5:45PM: The Padres have officially announced the moves, putting Snell on the 10-day IL (retroactive to April 11) with a left adductor strain.
12:33PM: The Padres are facing some early-season uncertainty in the starting rotation. left hander Blake Snell was scratched from what was supposed to be his first start on Sunday after experiencing adductor tightness. Snell hasn’t been placed on the injured list, but he’s expected he’ll need some time on the shelf to recover.
With Snell’s spot in the rotation up again tomorrow night against the Braves, it looks as if mackenzie gore will get his first big league look. AJ Cassavell of MLB.com tweeted Tuesday that Gore had joined the team’s taxi squad, and Kevin Acee of the San Diego Union-Tribune wrote last night the organization expects to soon place Snell on the IL and start Gore in his place.

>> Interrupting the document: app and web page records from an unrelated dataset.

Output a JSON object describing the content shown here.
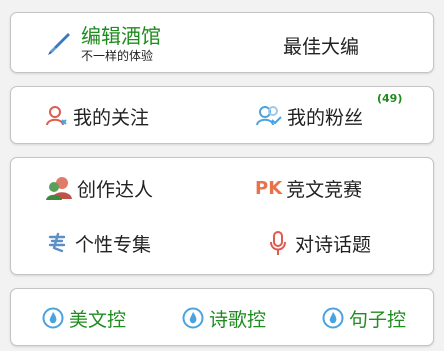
{
  "card1": {
    "title": "编辑酒馆",
    "subtitle": "不一样的体验",
    "right_label": "最佳大编"
  },
  "card2": {
    "follow_label": "我的关注",
    "fans_label": "我的粉丝",
    "fans_count": "(49)"
  },
  "card3": {
    "creator_label": "创作达人",
    "pk_badge": "PK",
    "contest_label": "竞文竞赛",
    "collection_label": "个性专集",
    "topic_label": "对诗话题"
  },
  "card4": {
    "items": [
      {
        "label": "美文控",
        "icon": "flame-icon"
      },
      {
        "label": "诗歌控",
        "icon": "flame-icon"
      },
      {
        "label": "句子控",
        "icon": "flame-icon"
      }
    ]
  },
  "colors": {
    "accent_green": "#1e8c1e",
    "icon_blue": "#4aa3e0",
    "icon_red": "#e05a4f",
    "pk_orange": "#e8734a"
  }
}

Gore’s prospect stock has fluctuated considerably in recent seasons. The third overall pick in 2017, he carved up low minors hitters over his first two professional campaigns. In the process, Gore emerged as a potentially elite young talent. Heading into the 2020 season, each of Baseball America, FanGraphs and The Athletic slotted Gore as the sport’s top pitching prospect. All three outlets ranked him among the top six minor league talents overall.
Having reached Double-A late in 2019, Gore looked as if he could make his MLB debut at some point that season. The pandemic wound up necessitating a shorter schedule and a lack of minor league play, however, and Gore spent the year at the alternate training site. Reports emerged that he’d gotten out of whack mechanically, with Baseball America writing over the 2020-21 offseason there were concerns about both his control and a velocity dip.
Those red flags persisted last year, as Gore walked an alarming 12.5% of opponents against a dramatically reduced 18.8% strikeout rate in six Triple-A starts. The Padres reassigned him to their Arizona complex for some lower-pressure work to get back on track, and he returned to an affiliate late in the season with a pair of Double-A starts. He walked another eight batters in nine innings but also punched out 16.
There’s no question Gore’s inconsistent past couple seasons have dealt some kind of hit to his prospect stock. He’s no longer a consensus top ten minor leaguer, nor has he reached the majors as quickly as it had once seemed he would. Yet Gore only turned 23 years old in February and is only two years removed from being perhaps the best pitcher in the minors. He’s certainly still a legitimate prospect, one whom Keith Law of the Athletic slotted #59 overall this offseason.
Law wrote that each of Gore’s fastball, changeup and slider are still plus pitches and that he’s athletic enough to yet emerge as a top-of-the-rotation arm if he finds more mechanical consistency. BA slotted the southpaw fourth in the San Diego system this winter, praising his high-octane repertoire and noting that his “misses off the plate were much smaller” late last year than they’d been early in that season. Gore has only made one appearance so far this year, but he didn’t issue a single free pass in five scoreless innings with Triple-A El Paso last week, fanning seven of the 16 batters he faced.
Gore is already on the 40-man roster, so a Snell IL placement would be sufficient to accommodate his call-up. How long he’d remain in the rotation is to be seen, but Acee writes that both Snell and right-hander Mike Clevinger are expected to require two minor league rehab starts before returning to the majors. The team announced last night that Clevinger, who missed all of last season recovering from Tommy John surgery and opened this year on the IL due to some soreness in his right knee, will make his first rehab start today with High-A Lake Elsinore.